Michael Harte Dairygold Interim Chief Executive, Sean O’Brien Dairygold Chairman,Conor Mulvihill Dairy Industry Ireland, Ted Massey DAFM, Billy Cronin Head of Dairygold Supply Chain, Raymond Goggin Farmer , Billy Kelleher MEP and Frank O Mara Director of Teagasc, Dairygold Farming for Water Event. Photography By Gerard McCarthy 087 8537228 More Info Contact Jean Bogan jbogan@dairygold.ie

Although the majority of dairy farms don’t operate as intensively as Raymond’s farm, this is why the figures are so closely aligned. The future national target for nitrogen surplus is 130kg/ha.

Potential impact of losing the nitrates derogation

Raymond is still operating his farm under the 250kg N/ha band, but he knows that this is unlikely to remain for much longer. Laurence Shalloo and Stuart Childs from Teagasc looked at what the loss of derogations would have on Raymond’s farm.

If derogation goes then Raymond will have to reduce cow numbers by 30. This will have a huge impact on the performance of the farm both financially and physically, which will make the farm tricky to manage, as it’s set up currently to run his 123 cows.

If the derogation was lost, Raymond would see a 23% drop in milk volume and milk solids. Laurence and Stuart adjusted Raymond’s Profit Monitor, assuming a drop of 30 cows.

This would lead to a 13% increase in production costs per unit of milk solids or per litre of milk. In total, the loss of the derogation would see net profits fall by 45%. This would threaten the financial viability of Raymond’s farm, where the herd size reflects that of the average Dairygold supplier.

Dairygold’s action plan to improve water quality

Since the beginning of last year, Dairygold has employed six sustainability advisers supporting farmers in identifying potential yard and land management issues affecting water quality. The advisers are also giving farmers guidance on nutrient management.

Dairygold is also incentivising milk suppliers through the sustainability bonus to engage with their ASSAP advisors to avail of measures to help identify and improve water quality from their farm.

Dairygold has identified the following as the main issues affecting water quality:

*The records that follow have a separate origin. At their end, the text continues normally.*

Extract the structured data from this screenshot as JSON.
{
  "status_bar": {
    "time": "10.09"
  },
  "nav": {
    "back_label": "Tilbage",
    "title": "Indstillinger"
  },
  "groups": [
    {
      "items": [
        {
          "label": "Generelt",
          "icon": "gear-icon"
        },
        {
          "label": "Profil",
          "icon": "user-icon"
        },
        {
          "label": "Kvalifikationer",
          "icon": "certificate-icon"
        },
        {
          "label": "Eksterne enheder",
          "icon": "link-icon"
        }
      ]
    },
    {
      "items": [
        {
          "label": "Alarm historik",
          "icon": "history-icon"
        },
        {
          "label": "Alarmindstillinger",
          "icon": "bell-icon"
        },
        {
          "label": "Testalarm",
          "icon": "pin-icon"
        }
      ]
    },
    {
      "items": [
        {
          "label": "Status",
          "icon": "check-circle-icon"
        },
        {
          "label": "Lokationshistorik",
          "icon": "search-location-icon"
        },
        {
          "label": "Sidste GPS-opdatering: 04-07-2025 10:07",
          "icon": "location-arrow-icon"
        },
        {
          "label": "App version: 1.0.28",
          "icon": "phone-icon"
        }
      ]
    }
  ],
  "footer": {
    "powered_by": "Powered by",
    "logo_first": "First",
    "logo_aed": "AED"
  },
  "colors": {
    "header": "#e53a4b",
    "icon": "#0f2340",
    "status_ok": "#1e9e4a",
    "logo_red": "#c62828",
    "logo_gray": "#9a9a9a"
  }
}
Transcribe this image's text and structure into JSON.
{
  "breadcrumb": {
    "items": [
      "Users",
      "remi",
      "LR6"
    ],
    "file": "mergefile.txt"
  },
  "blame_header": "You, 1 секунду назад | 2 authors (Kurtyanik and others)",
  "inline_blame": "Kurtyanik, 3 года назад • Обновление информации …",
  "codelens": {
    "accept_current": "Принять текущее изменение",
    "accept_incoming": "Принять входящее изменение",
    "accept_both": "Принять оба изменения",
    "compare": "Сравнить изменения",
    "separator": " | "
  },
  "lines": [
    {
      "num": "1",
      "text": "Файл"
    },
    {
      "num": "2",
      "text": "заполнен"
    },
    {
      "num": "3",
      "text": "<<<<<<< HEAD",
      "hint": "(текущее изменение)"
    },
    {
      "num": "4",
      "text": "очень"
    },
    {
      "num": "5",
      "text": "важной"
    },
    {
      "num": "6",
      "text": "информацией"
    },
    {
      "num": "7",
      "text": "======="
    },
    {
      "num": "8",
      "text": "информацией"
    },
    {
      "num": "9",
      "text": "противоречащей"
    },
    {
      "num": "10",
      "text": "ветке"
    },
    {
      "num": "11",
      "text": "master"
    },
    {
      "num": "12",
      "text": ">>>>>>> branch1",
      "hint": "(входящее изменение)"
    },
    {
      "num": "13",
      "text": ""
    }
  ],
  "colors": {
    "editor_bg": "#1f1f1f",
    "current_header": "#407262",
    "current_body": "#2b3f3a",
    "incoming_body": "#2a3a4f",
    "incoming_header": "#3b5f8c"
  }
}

  • Soiled water/slurry storage.
  • Application rates of chemical Nitrogen too high and too early.
  • Clean/dirty water separation.
  • Buffer zones.
  • Collection of farmyard manure.
  • Silage pits.